Faizasyah also mentioned that Indonesian diplomats are currently in Afghanistan on a humanitarian mission and assist the consular affairs. Several Indonesian citizens have also returned to Afghanistan to work for international organizations. According to him, the Indonesian humanitarian mission in Kabul should not be interpreted as Indonesia’s recognition of the Taliban government. Until now, no countries in the world have recognized the Taliban government in Afghanistan. But all countries, including Western nations, are opening communication channels with it.
On the other side, as a result of the United States and European Union freezing the country’s assets, Afghanistan’s economy began to spiral downward. It has been reported that some assets have been disbursed, and not all funds have been accessed. Due to the absence of international recognition, including leading global organizations, the Middle East and the Islamic countries cannot help Afghanistan’s economy. Currently, countries can only carry out humanitarian missions for the country. On Jan. 9, 2022, Indonesia sent two aircraft full of food to the UN Food Program to help solve the humanitarian crisis in Afghanistan.

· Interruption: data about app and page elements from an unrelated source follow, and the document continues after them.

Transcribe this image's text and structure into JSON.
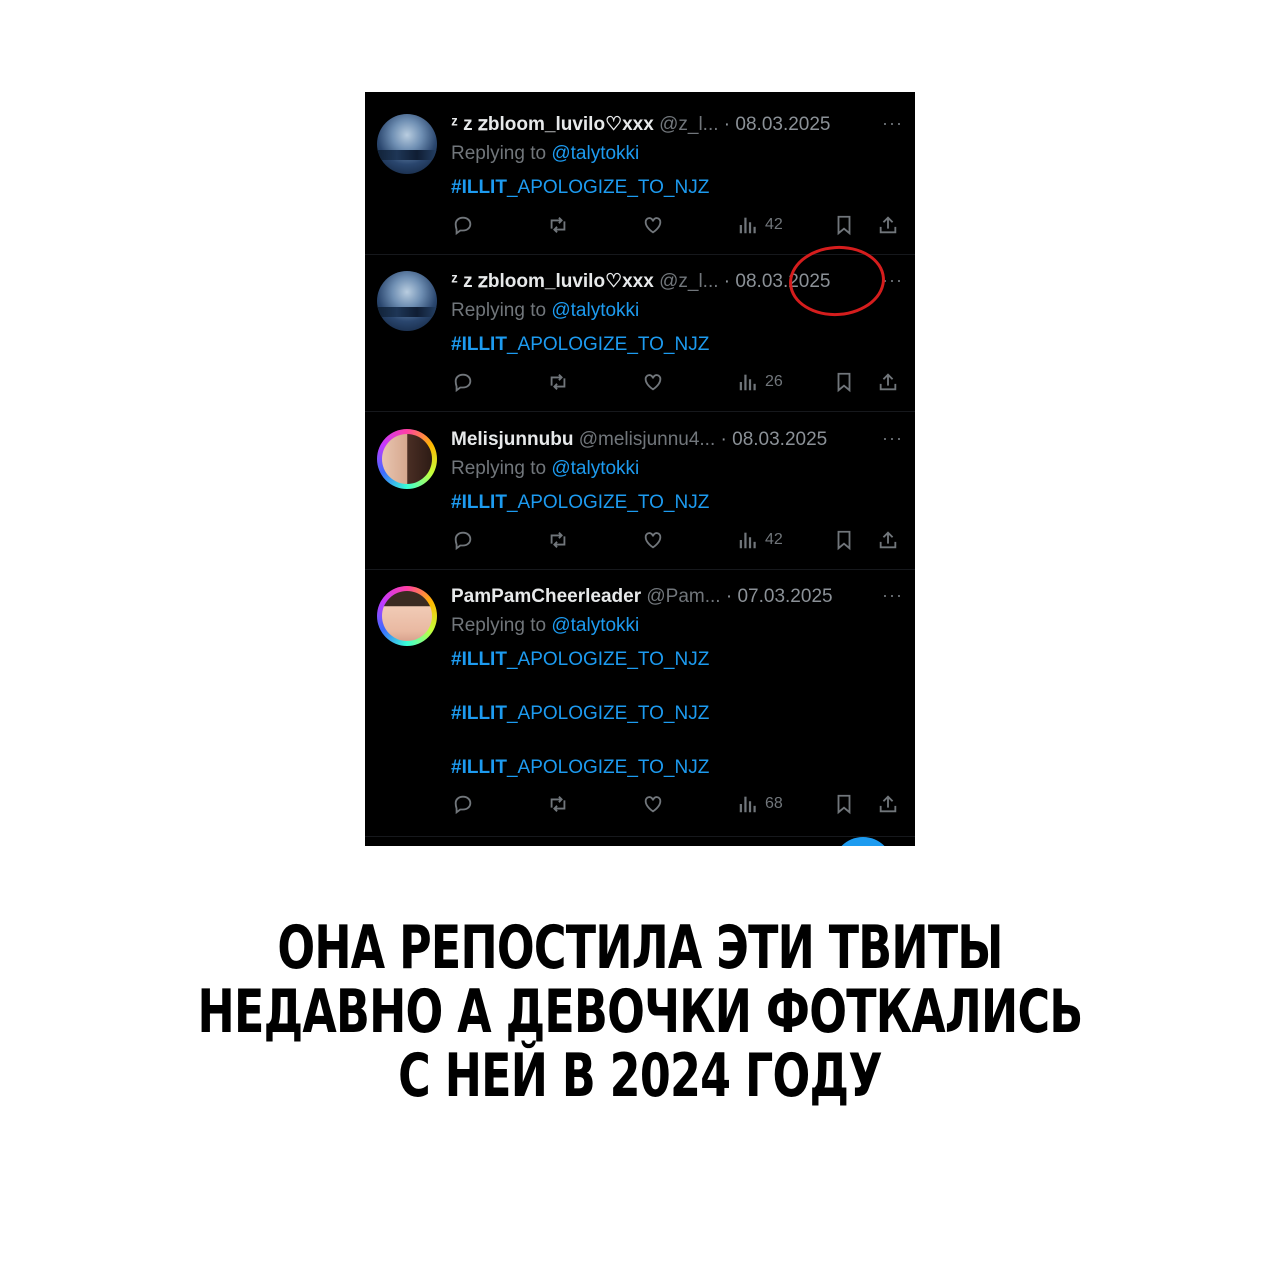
{
  "tweets": [
    {
      "display_name": "ᶻ z 𝗓bloom_luvilo♡xxx",
      "handle": "@z_l...",
      "date": "· 08.03.2025",
      "more": "···",
      "reply_prefix": "Replying to ",
      "reply_handle": "@talytokki",
      "hashtag_prefix": "#ILLIT",
      "hashtag_rest": "_APOLOGIZE_TO_NJZ",
      "views": "42",
      "avatar": "landscape-avatar"
    },
    {
      "display_name": "ᶻ z 𝗓bloom_luvilo♡xxx",
      "handle": "@z_l...",
      "date": "· 08.03.2025",
      "more": "···",
      "reply_prefix": "Replying to ",
      "reply_handle": "@talytokki",
      "hashtag_prefix": "#ILLIT",
      "hashtag_rest": "_APOLOGIZE_TO_NJZ",
      "views": "26",
      "avatar": "landscape-avatar"
    },
    {
      "display_name": "Melisjunnubu",
      "handle": "@melisjunnu4...",
      "date": "· 08.03.2025",
      "more": "···",
      "reply_prefix": "Replying to ",
      "reply_handle": "@talytokki",
      "hashtag_prefix": "#ILLIT",
      "hashtag_rest": "_APOLOGIZE_TO_NJZ",
      "views": "42",
      "avatar": "portrait-avatar"
    },
    {
      "display_name": "PamPamCheerleader",
      "handle": "@Pam...",
      "date": "· 07.03.2025",
      "more": "···",
      "reply_prefix": "Replying to ",
      "reply_handle": "@talytokki",
      "hashtag_prefix": "#ILLIT",
      "hashtag_rest": "_APOLOGIZE_TO_NJZ",
      "views": "68",
      "avatar": "portrait-avatar"
    }
  ],
  "icons": [
    "reply-icon",
    "retweet-icon",
    "like-icon",
    "views-icon",
    "bookmark-icon",
    "share-icon"
  ],
  "colors": {
    "link": "#1d9bf0",
    "muted": "#71767b",
    "annotation": "#d51d1d"
  },
  "caption": {
    "line1": "ОНА РЕПОСТИЛА ЭТИ ТВИТЫ",
    "line2": "НЕДАВНО А ДЕВОЧКИ ФОТКАЛИСЬ",
    "line3": "С НЕЙ В 2024 ГОДУ"
  }
}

According to Yon Machmudi, if Afghanistan is to be rebuilt from the ground up, it needs investment and Indonesia has considerable experience in infrastructure projects, such as road construction, and can play a vital role in these projects. There is also the possibility that Indonesia would explore Afghanistan’s natural resources because of its oil, gas, and mineral resources. “There are substantial amounts of oil and lithium in Afghanistan that can produce battery energy. It is an unprecedented resource that has not been explored in tens of years since British colonization until now,” said Yon Machmudi.